The PC power supply (-) lead will be connected to the Earth terminal of the AC Mains plug. The other supply may be isolated from the Earth terminal - or may not.
If the (-) terminal of the other supply is in fact connected to the Earth terminal, it's usually pretty easy to open the case and separate the (-) terminal from the Earth terminal.
Then just connect the two supplies in series.
I'd be tempted to install large diodes in anti-parallel with each of the outputs of the power supplies. That is: Cathode to (+), Anode to (-). The diodes should be rated for the full short-current rating of the power supplies.
The purpose of the diodes is to limit the amount of reverse voltage applied to the output of whichever power supply goes into current-limit first.
Can you connect two power supplies in series to add their voltage? Yes, IF at least one of them is FULLY FLOATING, i.e. not referenced anywhere to ground.
Can you use a PC power supply for one of the sources? Seems very doubtful. Virtually all PC power supplies are GROUND referenced and you would have to be very careful to make a ground-referenced power supply the "lower" (0-12V) half of the series string, with the "upper" half (12-24V) being the fully floating supply.
Since we don't know anything about your unidentified existing printer power supply, this seems rather doubtful.
You are not going to get 20 amps out of that arrangement. You will get 24 volts ok, but the current will be equal to the lower of the two, which will only be around 2 or 3 amps, depending on the PC supply.
Check the label on the PC supply to determine how much current you can draw.

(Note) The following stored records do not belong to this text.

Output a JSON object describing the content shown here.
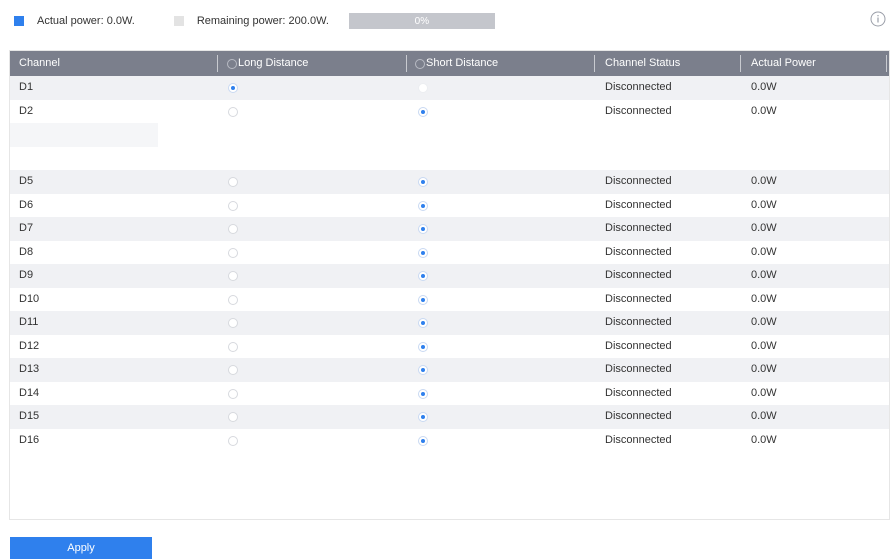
{
  "legend": {
    "actual_label": "Actual power: 0.0W.",
    "remaining_label": "Remaining power: 200.0W.",
    "progress_text": "0%",
    "progress_fraction": 0.0,
    "actual_color": "#2f80ed",
    "remaining_color": "#e3e3e3",
    "info_icon": "info-circle-icon"
  },
  "table": {
    "headers": {
      "channel": "Channel",
      "long_distance": "Long Distance",
      "short_distance": "Short Distance",
      "status": "Channel Status",
      "actual_power": "Actual Power"
    },
    "rows": [
      {
        "channel": "D1",
        "mode": "long",
        "status": "Disconnected",
        "power": "0.0W",
        "short_disabled": true
      },
      {
        "channel": "D2",
        "mode": "short",
        "status": "Disconnected",
        "power": "0.0W"
      },
      {
        "channel": "",
        "blank": true
      },
      {
        "channel": "",
        "blank": true
      },
      {
        "channel": "D5",
        "mode": "short",
        "status": "Disconnected",
        "power": "0.0W"
      },
      {
        "channel": "D6",
        "mode": "short",
        "status": "Disconnected",
        "power": "0.0W"
      },
      {
        "channel": "D7",
        "mode": "short",
        "status": "Disconnected",
        "power": "0.0W"
      },
      {
        "channel": "D8",
        "mode": "short",
        "status": "Disconnected",
        "power": "0.0W"
      },
      {
        "channel": "D9",
        "mode": "short",
        "status": "Disconnected",
        "power": "0.0W"
      },
      {
        "channel": "D10",
        "mode": "short",
        "status": "Disconnected",
        "power": "0.0W"
      },
      {
        "channel": "D11",
        "mode": "short",
        "status": "Disconnected",
        "power": "0.0W"
      },
      {
        "channel": "D12",
        "mode": "short",
        "status": "Disconnected",
        "power": "0.0W"
      },
      {
        "channel": "D13",
        "mode": "short",
        "status": "Disconnected",
        "power": "0.0W"
      },
      {
        "channel": "D14",
        "mode": "short",
        "status": "Disconnected",
        "power": "0.0W"
      },
      {
        "channel": "D15",
        "mode": "short",
        "status": "Disconnected",
        "power": "0.0W"
      },
      {
        "channel": "D16",
        "mode": "short",
        "status": "Disconnected",
        "power": "0.0W"
      }
    ]
  },
  "apply_label": "Apply"
}
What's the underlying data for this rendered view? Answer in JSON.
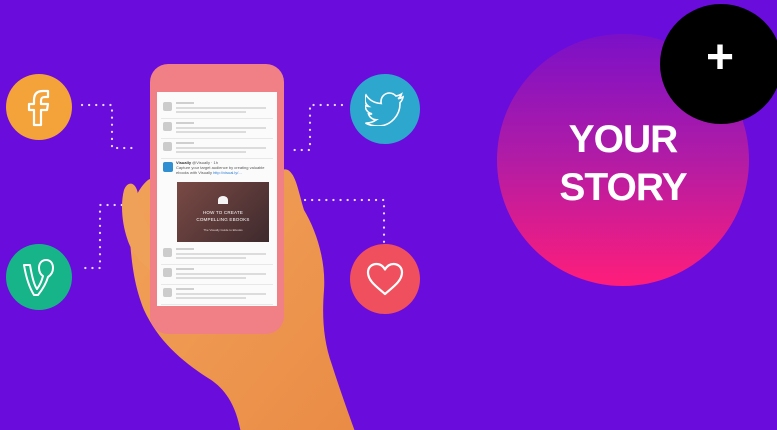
{
  "story": {
    "line1": "YOUR",
    "line2": "STORY"
  },
  "plus_label": "+",
  "icons": [
    "facebook-icon",
    "twitter-icon",
    "vine-icon",
    "heart-icon"
  ],
  "colors": {
    "background": "#6a0cdc",
    "facebook": "#f3a33a",
    "twitter": "#2ea7cf",
    "vine": "#16b488",
    "heart": "#f0505d",
    "phone": "#f07f86",
    "story_gradient_top": "#7b10c8",
    "story_gradient_bottom": "#ff1d7a"
  },
  "phone": {
    "featured_tweet": {
      "user": "Visually",
      "handle": "@Visually · 1h",
      "text": "Capture your target audience by creating valuable ebooks with Visually",
      "link": "http://visual.ly/...",
      "image_title_1": "HOW TO CREATE",
      "image_title_2": "COMPELLING EBOOKS",
      "image_caption": "The Visually Guide to Ebooks"
    }
  }
}
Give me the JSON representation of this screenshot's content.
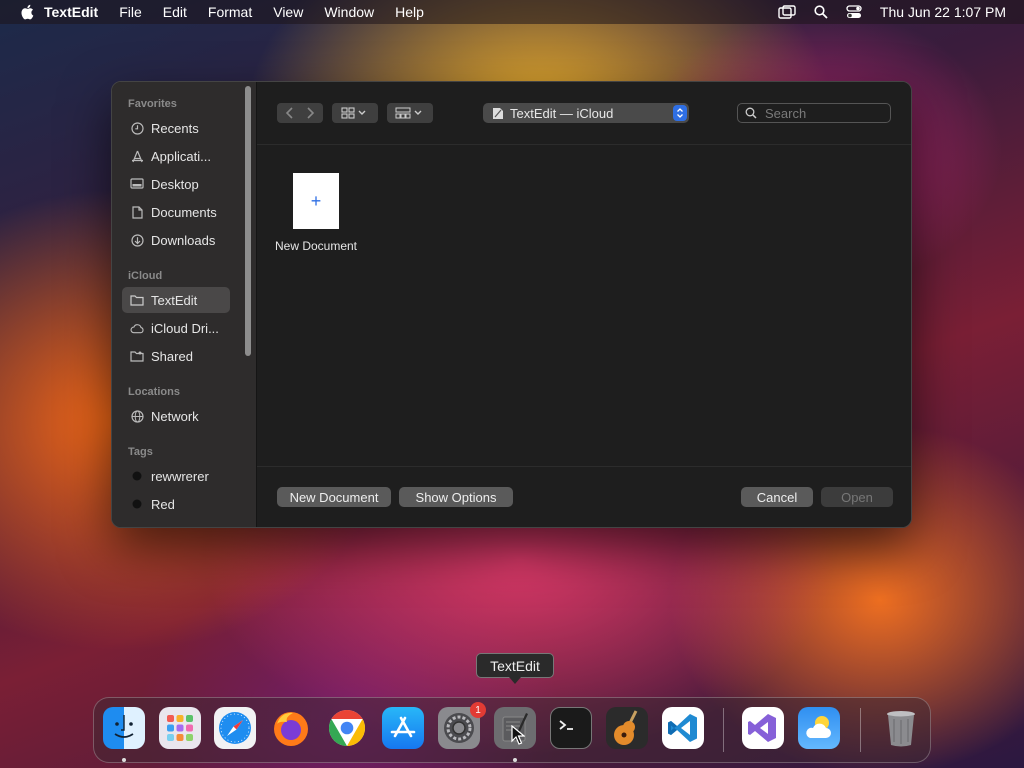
{
  "menubar": {
    "app_name": "TextEdit",
    "items": [
      "File",
      "Edit",
      "Format",
      "View",
      "Window",
      "Help"
    ],
    "clock": "Thu Jun 22  1:07 PM"
  },
  "sidebar": {
    "sections": [
      {
        "title": "Favorites",
        "items": [
          {
            "label": "Recents",
            "icon": "clock-icon"
          },
          {
            "label": "Applicati...",
            "icon": "applications-icon"
          },
          {
            "label": "Desktop",
            "icon": "desktop-icon"
          },
          {
            "label": "Documents",
            "icon": "document-icon"
          },
          {
            "label": "Downloads",
            "icon": "download-icon"
          }
        ]
      },
      {
        "title": "iCloud",
        "items": [
          {
            "label": "TextEdit",
            "icon": "folder-icon",
            "selected": true
          },
          {
            "label": "iCloud Dri...",
            "icon": "cloud-icon"
          },
          {
            "label": "Shared",
            "icon": "shared-folder-icon"
          }
        ]
      },
      {
        "title": "Locations",
        "items": [
          {
            "label": "Network",
            "icon": "network-icon"
          }
        ]
      },
      {
        "title": "Tags",
        "items": [
          {
            "label": "rewwrerer",
            "icon": "tag-dot-icon"
          },
          {
            "label": "Red",
            "icon": "tag-dot-icon"
          }
        ]
      }
    ]
  },
  "toolbar": {
    "location": "TextEdit — iCloud",
    "search_placeholder": "Search"
  },
  "content": {
    "new_doc_label": "New Document"
  },
  "buttons": {
    "new_document": "New Document",
    "show_options": "Show Options",
    "cancel": "Cancel",
    "open": "Open"
  },
  "dock": {
    "tooltip": "TextEdit",
    "settings_badge": "1",
    "apps": [
      "Finder",
      "Launchpad",
      "Safari",
      "Firefox",
      "Chrome",
      "App Store",
      "System Settings",
      "TextEdit",
      "Terminal",
      "GarageBand",
      "Visual Studio Code",
      "Visual Studio",
      "Weather",
      "Trash"
    ]
  },
  "colors": {
    "accent": "#2f6fe4",
    "badge": "#e23b34",
    "dialog_bg": "#1e1e1e",
    "sidebar_bg": "#2e2c2c"
  }
}
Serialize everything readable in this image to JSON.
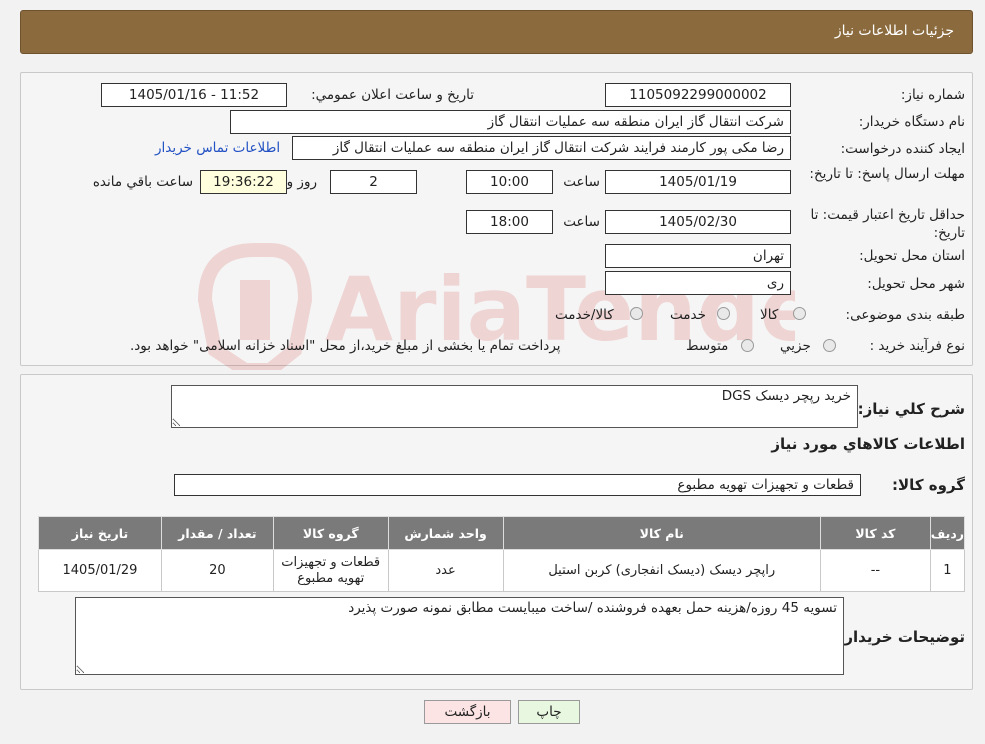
{
  "header": {
    "title": "جزئیات اطلاعات نیاز"
  },
  "form": {
    "need_number_label": "شماره نیاز:",
    "need_number": "1105092299000002",
    "announce_label": "تاريخ و ساعت اعلان عمومي:",
    "announce_value": "1405/01/16 - 11:52",
    "buyer_org_label": "نام دستگاه خريدار:",
    "buyer_org": "شركت انتقال گاز ايران منطقه سه عمليات انتقال گاز",
    "creator_label": "ايجاد كننده درخواست:",
    "creator": "رضا مکی پور کارمند فرایند شركت انتقال گاز ايران منطقه سه عمليات انتقال گاز",
    "contact_link": "اطلاعات تماس خريدار",
    "deadline_label": "مهلت ارسال پاسخ: تا تاریخ:",
    "deadline_date": "1405/01/19",
    "time_label": "ساعت",
    "deadline_time": "10:00",
    "days_value": "2",
    "days_label": "روز و",
    "remaining_time": "19:36:22",
    "remaining_label": "ساعت باقي مانده",
    "validity_label": "حداقل تاريخ اعتبار قيمت: تا تاریخ:",
    "validity_date": "1405/02/30",
    "validity_time": "18:00",
    "province_label": "استان محل تحويل:",
    "province": "تهران",
    "city_label": "شهر محل تحويل:",
    "city": "ری",
    "category_label": "طبقه بندی موضوعی:",
    "category_options": [
      "كالا",
      "خدمت",
      "كالا/خدمت"
    ],
    "process_label": "نوع فرآيند خريد :",
    "process_options": [
      "جزيي",
      "متوسط"
    ],
    "process_note": "پرداخت تمام يا بخشی از مبلغ خريد،از محل \"اسناد خزانه اسلامی\" خواهد بود."
  },
  "details": {
    "summary_label": "شرح كلي نياز:",
    "summary": "خرید رپچر دیسک DGS",
    "goods_info_title": "اطلاعات كالاهاي مورد نياز",
    "group_label": "گروه كالا:",
    "group": "قطعات و تجهیزات تهویه مطبوع",
    "table": {
      "headers": [
        "رديف",
        "كد كالا",
        "نام كالا",
        "واحد شمارش",
        "گروه كالا",
        "تعداد / مقدار",
        "تاريخ نياز"
      ],
      "rows": [
        [
          "1",
          "--",
          "راپچر دیسک (دیسک انفجاری) کربن استیل",
          "عدد",
          "قطعات و تجهیزات تهویه مطبوع",
          "20",
          "1405/01/29"
        ]
      ]
    },
    "buyer_notes_label": "توضيحات خريدار:",
    "buyer_notes": "تسویه 45 روزه/هزینه حمل بعهده فروشنده /ساخت میبایست مطابق نمونه صورت پذیرد"
  },
  "buttons": {
    "print": "چاپ",
    "back": "بازگشت"
  },
  "colors": {
    "header_bg": "#8b6a3e",
    "table_header_bg": "#7a7a7a",
    "print_bg": "#e8f8e0",
    "back_bg": "#fce4e4"
  }
}
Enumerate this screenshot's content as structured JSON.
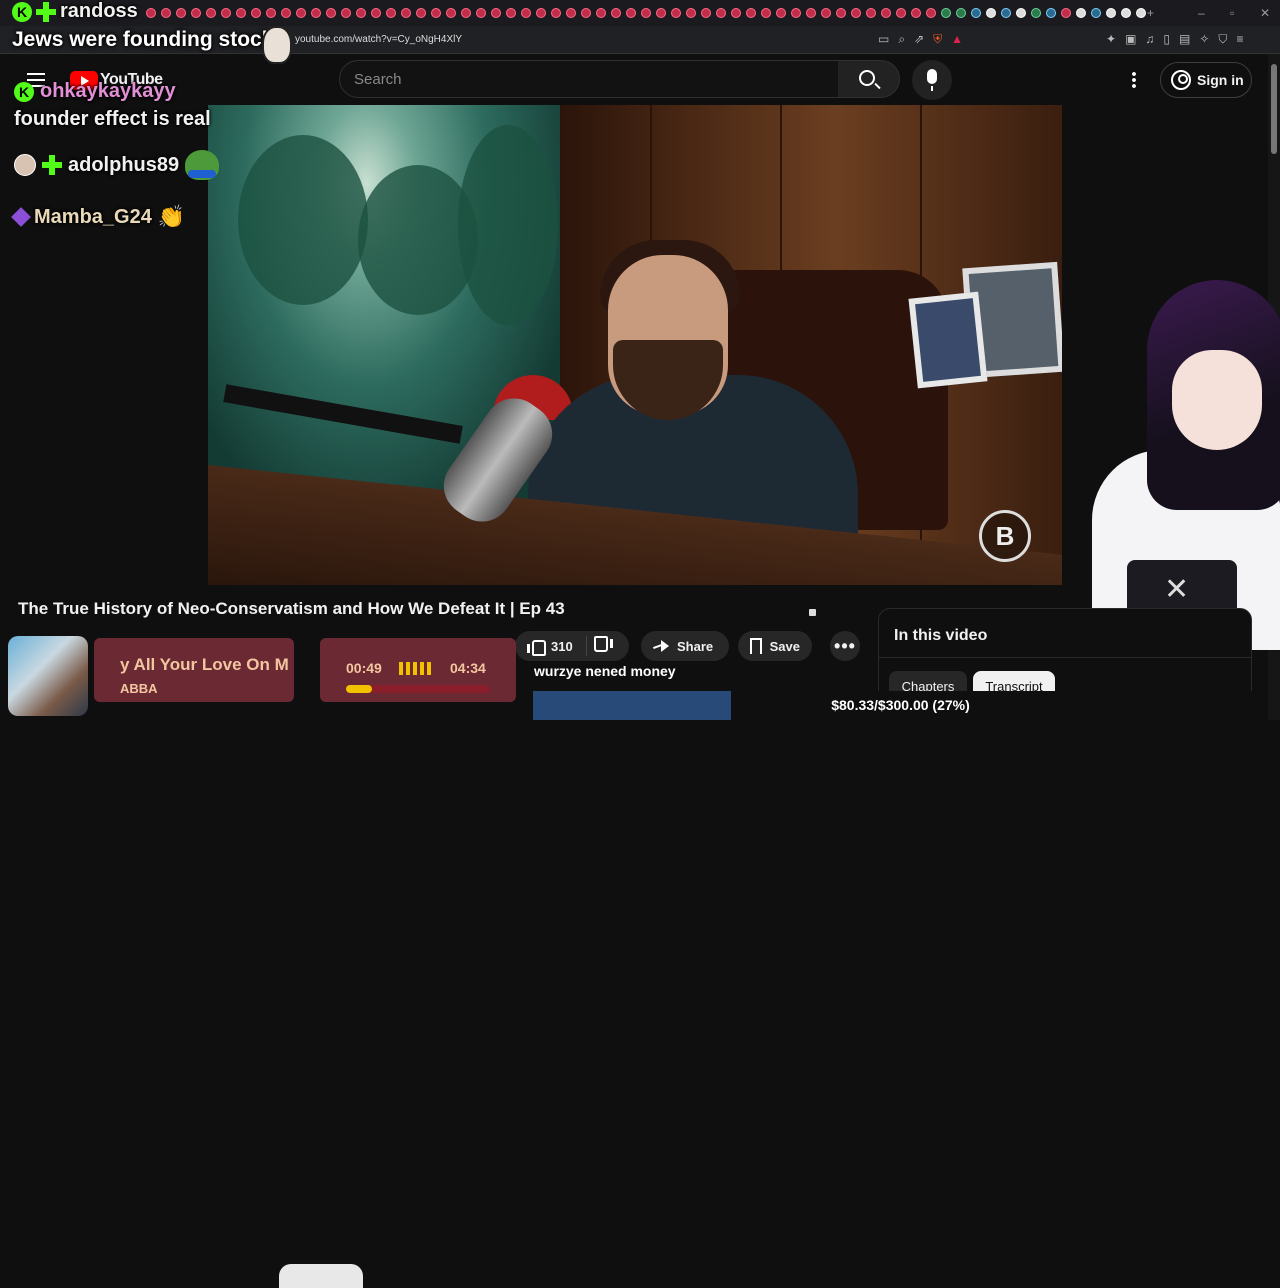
{
  "browser": {
    "url": "youtube.com/watch?v=Cy_oNgH4XlY",
    "new_tab_label": "+"
  },
  "youtube": {
    "logo_text": "YouTube",
    "search_placeholder": "Search",
    "signin_label": "Sign in"
  },
  "video": {
    "title": "The True History of Neo-Conservatism and How We Defeat It | Ep 43",
    "likes": "310",
    "share_label": "Share",
    "save_label": "Save",
    "more_label": "•••"
  },
  "side_panel": {
    "title": "In this video",
    "chips": [
      "Chapters",
      "Transcript"
    ],
    "active_chip": "Transcript"
  },
  "overlay_chat": {
    "top_user": "randoss",
    "top_message": "Jews were founding stock",
    "user2": "ohkaykaykayy",
    "message2": "founder effect is real",
    "user3": "adolphus89",
    "user4": "Mamba_G24"
  },
  "music_widget": {
    "song": "y All Your Love On M",
    "artist": "ABBA",
    "elapsed": "00:49",
    "duration": "04:34",
    "progress_fraction": 0.18
  },
  "stream_overlay": {
    "snippet_text": "wurzye nened money",
    "goal_text": "$80.33/$300.00 (27%)",
    "goal_fraction": 0.27,
    "kick_badge": "K",
    "rumble_glyph": "B"
  },
  "colors": {
    "youtube_red": "#ff0000",
    "kick_green": "#53fc18",
    "music_card": "#6b2a33",
    "goal_bar": "#274a78"
  }
}
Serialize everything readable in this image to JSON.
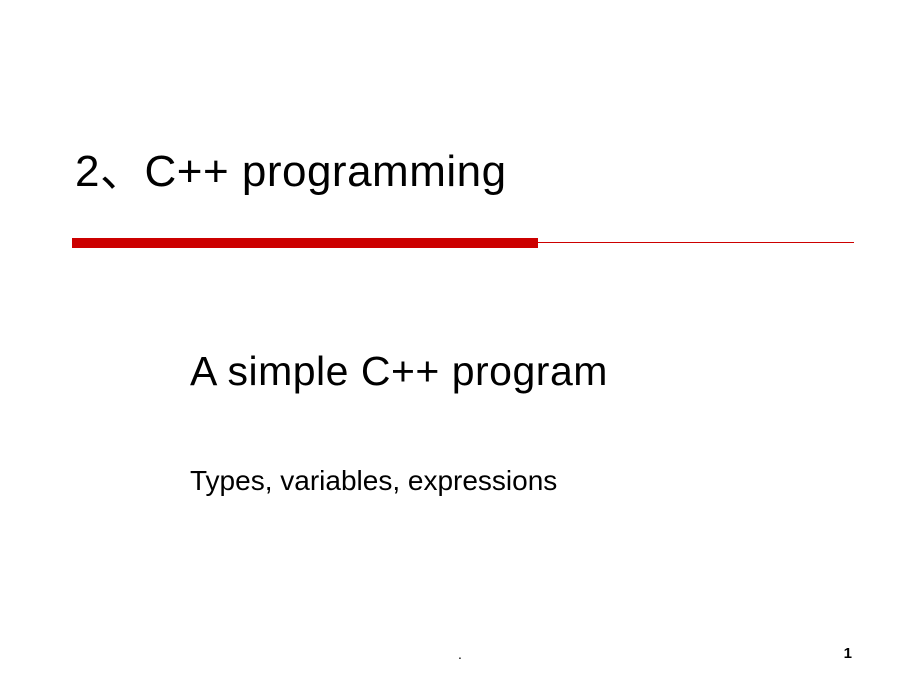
{
  "slide": {
    "title": "2、C++ programming",
    "subtitle": "A simple C++ program",
    "subtext": "Types, variables, expressions",
    "footer_mark": ".",
    "page_number": "1"
  }
}
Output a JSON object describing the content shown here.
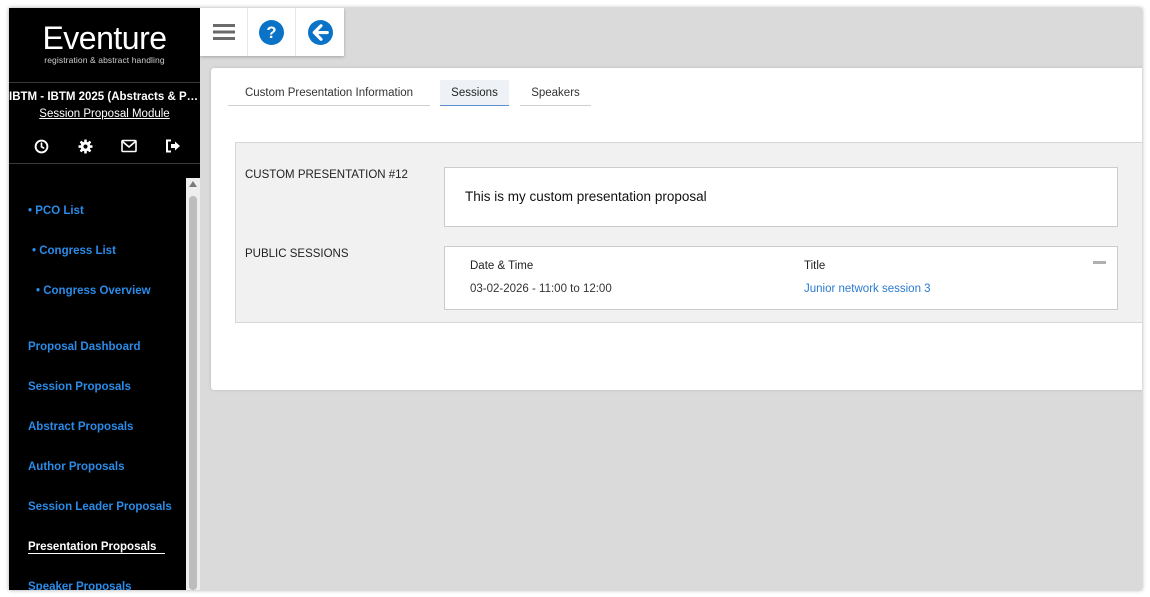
{
  "brand": {
    "name": "Eventure",
    "tagline": "registration & abstract handling"
  },
  "event_title": "IBTM - IBTM 2025 (Abstracts & Par...",
  "module_link": "Session Proposal Module",
  "sidebar_icons": [
    "clock-icon",
    "gear-icon",
    "mail-icon",
    "logout-icon"
  ],
  "nav": {
    "pco_list": "• PCO List",
    "congress_list": "• Congress List",
    "congress_overview": "• Congress Overview",
    "proposal_dashboard": "Proposal Dashboard",
    "session_proposals": "Session Proposals",
    "abstract_proposals": "Abstract Proposals",
    "author_proposals": "Author Proposals",
    "session_leader_proposals": "Session Leader Proposals",
    "presentation_proposals": "Presentation Proposals",
    "speaker_proposals": "Speaker Proposals"
  },
  "toolbar_icons": [
    "menu-icon",
    "help-icon",
    "back-arrow-icon"
  ],
  "tabs": {
    "custom_info": "Custom Presentation Information",
    "sessions": "Sessions",
    "speakers": "Speakers"
  },
  "panel": {
    "presentation_label": "CUSTOM PRESENTATION #12",
    "proposal_text": "This is my custom presentation proposal",
    "public_sessions_label": "PUBLIC SESSIONS"
  },
  "sessions_table": {
    "headers": {
      "datetime": "Date & Time",
      "title": "Title"
    },
    "rows": [
      {
        "datetime": "03-02-2026 - 11:00 to 12:00",
        "title": "Junior network session 3"
      }
    ]
  },
  "colors": {
    "sidebar_bg": "#000000",
    "nav_link": "#2a8be8",
    "toolbar_icon_blue": "#0a73c8",
    "session_link": "#2a7ad0",
    "page_bg": "#dadada"
  }
}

It might be as high as 18 amps, but might also be under one amp.